*** Opening Given entries ***

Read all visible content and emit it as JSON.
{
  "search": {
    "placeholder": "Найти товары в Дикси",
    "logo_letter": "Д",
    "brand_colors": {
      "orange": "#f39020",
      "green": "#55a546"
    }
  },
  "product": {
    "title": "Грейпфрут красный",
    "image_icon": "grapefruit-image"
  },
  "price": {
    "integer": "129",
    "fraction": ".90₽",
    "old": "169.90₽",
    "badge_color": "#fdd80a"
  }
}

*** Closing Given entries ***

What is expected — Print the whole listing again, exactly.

Answer below —
Read all visible content and emit it as JSON.
{
  "search": {
    "placeholder": "Найти товары в Дикси",
    "logo_letter": "Д",
    "brand_colors": {
      "orange": "#f39020",
      "green": "#55a546"
    }
  },
  "product": {
    "title": "Грейпфрут красный",
    "image_icon": "grapefruit-image"
  },
  "price": {
    "integer": "129",
    "fraction": ".90₽",
    "old": "169.90₽",
    "badge_color": "#fdd80a"
  }
}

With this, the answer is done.